→ TASK:
Exact repetition of the whole listing is what this exercise asks for.
———
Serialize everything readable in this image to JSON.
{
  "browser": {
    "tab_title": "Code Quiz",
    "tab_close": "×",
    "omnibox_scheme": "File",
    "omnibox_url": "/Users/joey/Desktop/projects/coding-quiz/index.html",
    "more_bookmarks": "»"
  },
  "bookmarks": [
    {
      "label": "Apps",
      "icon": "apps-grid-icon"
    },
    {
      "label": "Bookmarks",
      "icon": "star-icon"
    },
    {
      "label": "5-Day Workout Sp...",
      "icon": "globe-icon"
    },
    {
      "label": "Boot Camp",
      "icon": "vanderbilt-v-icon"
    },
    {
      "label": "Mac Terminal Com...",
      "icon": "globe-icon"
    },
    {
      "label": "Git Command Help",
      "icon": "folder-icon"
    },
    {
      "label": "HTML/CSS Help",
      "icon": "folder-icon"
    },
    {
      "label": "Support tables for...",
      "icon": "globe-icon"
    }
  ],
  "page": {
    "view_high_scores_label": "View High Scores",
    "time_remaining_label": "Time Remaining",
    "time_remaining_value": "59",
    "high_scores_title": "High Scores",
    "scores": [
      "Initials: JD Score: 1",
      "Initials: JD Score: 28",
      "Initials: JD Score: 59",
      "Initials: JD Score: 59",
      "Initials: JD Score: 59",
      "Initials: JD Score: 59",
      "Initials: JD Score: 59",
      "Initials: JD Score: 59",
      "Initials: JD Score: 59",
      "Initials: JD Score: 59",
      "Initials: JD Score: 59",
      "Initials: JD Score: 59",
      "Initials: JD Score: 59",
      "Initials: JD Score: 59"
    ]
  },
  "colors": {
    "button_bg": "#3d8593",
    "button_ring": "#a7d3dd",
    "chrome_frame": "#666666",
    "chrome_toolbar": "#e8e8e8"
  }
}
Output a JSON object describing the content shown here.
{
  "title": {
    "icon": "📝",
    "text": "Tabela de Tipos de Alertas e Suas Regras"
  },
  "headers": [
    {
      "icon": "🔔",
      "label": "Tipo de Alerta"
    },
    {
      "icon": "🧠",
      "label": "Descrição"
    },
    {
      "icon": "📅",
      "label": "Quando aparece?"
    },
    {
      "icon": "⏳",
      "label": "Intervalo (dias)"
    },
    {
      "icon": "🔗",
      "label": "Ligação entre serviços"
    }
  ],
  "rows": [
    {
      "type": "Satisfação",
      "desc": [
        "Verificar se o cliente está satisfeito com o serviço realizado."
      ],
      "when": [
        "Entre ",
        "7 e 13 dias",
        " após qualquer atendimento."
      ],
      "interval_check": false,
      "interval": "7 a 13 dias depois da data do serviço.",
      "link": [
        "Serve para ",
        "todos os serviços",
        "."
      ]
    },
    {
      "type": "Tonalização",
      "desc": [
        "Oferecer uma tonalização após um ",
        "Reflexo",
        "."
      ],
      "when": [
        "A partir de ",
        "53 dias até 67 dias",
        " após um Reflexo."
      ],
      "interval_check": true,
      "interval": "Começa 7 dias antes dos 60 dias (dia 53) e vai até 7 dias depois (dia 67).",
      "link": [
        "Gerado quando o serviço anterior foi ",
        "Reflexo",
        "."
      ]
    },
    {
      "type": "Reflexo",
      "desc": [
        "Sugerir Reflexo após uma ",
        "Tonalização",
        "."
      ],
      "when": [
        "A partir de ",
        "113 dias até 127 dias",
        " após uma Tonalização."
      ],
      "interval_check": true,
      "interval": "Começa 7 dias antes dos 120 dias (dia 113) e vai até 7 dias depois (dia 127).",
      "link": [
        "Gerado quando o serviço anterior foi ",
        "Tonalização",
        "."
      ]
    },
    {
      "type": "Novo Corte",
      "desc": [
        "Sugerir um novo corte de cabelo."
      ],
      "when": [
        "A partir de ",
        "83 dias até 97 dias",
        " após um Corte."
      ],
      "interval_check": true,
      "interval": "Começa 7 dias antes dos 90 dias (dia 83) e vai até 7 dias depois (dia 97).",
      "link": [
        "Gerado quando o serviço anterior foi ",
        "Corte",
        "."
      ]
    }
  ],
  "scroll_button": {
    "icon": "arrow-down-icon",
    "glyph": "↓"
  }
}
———
→ RESULT:
Serialize everything readable in this image to JSON.
{
  "browser": {
    "tab_title": "Code Quiz",
    "tab_close": "×",
    "omnibox_scheme": "File",
    "omnibox_url": "/Users/joey/Desktop/projects/coding-quiz/index.html",
    "more_bookmarks": "»"
  },
  "bookmarks": [
    {
      "label": "Apps",
      "icon": "apps-grid-icon"
    },
    {
      "label": "Bookmarks",
      "icon": "star-icon"
    },
    {
      "label": "5-Day Workout Sp...",
      "icon": "globe-icon"
    },
    {
      "label": "Boot Camp",
      "icon": "vanderbilt-v-icon"
    },
    {
      "label": "Mac Terminal Com...",
      "icon": "globe-icon"
    },
    {
      "label": "Git Command Help",
      "icon": "folder-icon"
    },
    {
      "label": "HTML/CSS Help",
      "icon": "folder-icon"
    },
    {
      "label": "Support tables for...",
      "icon": "globe-icon"
    }
  ],
  "page": {
    "view_high_scores_label": "View High Scores",
    "time_remaining_label": "Time Remaining",
    "time_remaining_value": "59",
    "high_scores_title": "High Scores",
    "scores": [
      "Initials: JD Score: 1",
      "Initials: JD Score: 28",
      "Initials: JD Score: 59",
      "Initials: JD Score: 59",
      "Initials: JD Score: 59",
      "Initials: JD Score: 59",
      "Initials: JD Score: 59",
      "Initials: JD Score: 59",
      "Initials: JD Score: 59",
      "Initials: JD Score: 59",
      "Initials: JD Score: 59",
      "Initials: JD Score: 59",
      "Initials: JD Score: 59",
      "Initials: JD Score: 59"
    ]
  },
  "colors": {
    "button_bg": "#3d8593",
    "button_ring": "#a7d3dd",
    "chrome_frame": "#666666",
    "chrome_toolbar": "#e8e8e8"
  }
}
Output a JSON object describing the content shown here.
{
  "title": {
    "icon": "📝",
    "text": "Tabela de Tipos de Alertas e Suas Regras"
  },
  "headers": [
    {
      "icon": "🔔",
      "label": "Tipo de Alerta"
    },
    {
      "icon": "🧠",
      "label": "Descrição"
    },
    {
      "icon": "📅",
      "label": "Quando aparece?"
    },
    {
      "icon": "⏳",
      "label": "Intervalo (dias)"
    },
    {
      "icon": "🔗",
      "label": "Ligação entre serviços"
    }
  ],
  "rows": [
    {
      "type": "Satisfação",
      "desc": [
        "Verificar se o cliente está satisfeito com o serviço realizado."
      ],
      "when": [
        "Entre ",
        "7 e 13 dias",
        " após qualquer atendimento."
      ],
      "interval_check": false,
      "interval": "7 a 13 dias depois da data do serviço.",
      "link": [
        "Serve para ",
        "todos os serviços",
        "."
      ]
    },
    {
      "type": "Tonalização",
      "desc": [
        "Oferecer uma tonalização após um ",
        "Reflexo",
        "."
      ],
      "when": [
        "A partir de ",
        "53 dias até 67 dias",
        " após um Reflexo."
      ],
      "interval_check": true,
      "interval": "Começa 7 dias antes dos 60 dias (dia 53) e vai até 7 dias depois (dia 67).",
      "link": [
        "Gerado quando o serviço anterior foi ",
        "Reflexo",
        "."
      ]
    },
    {
      "type": "Reflexo",
      "desc": [
        "Sugerir Reflexo após uma ",
        "Tonalização",
        "."
      ],
      "when": [
        "A partir de ",
        "113 dias até 127 dias",
        " após uma Tonalização."
      ],
      "interval_check": true,
      "interval": "Começa 7 dias antes dos 120 dias (dia 113) e vai até 7 dias depois (dia 127).",
      "link": [
        "Gerado quando o serviço anterior foi ",
        "Tonalização",
        "."
      ]
    },
    {
      "type": "Novo Corte",
      "desc": [
        "Sugerir um novo corte de cabelo."
      ],
      "when": [
        "A partir de ",
        "83 dias até 97 dias",
        " após um Corte."
      ],
      "interval_check": true,
      "interval": "Começa 7 dias antes dos 90 dias (dia 83) e vai até 7 dias depois (dia 97).",
      "link": [
        "Gerado quando o serviço anterior foi ",
        "Corte",
        "."
      ]
    }
  ],
  "scroll_button": {
    "icon": "arrow-down-icon",
    "glyph": "↓"
  }
}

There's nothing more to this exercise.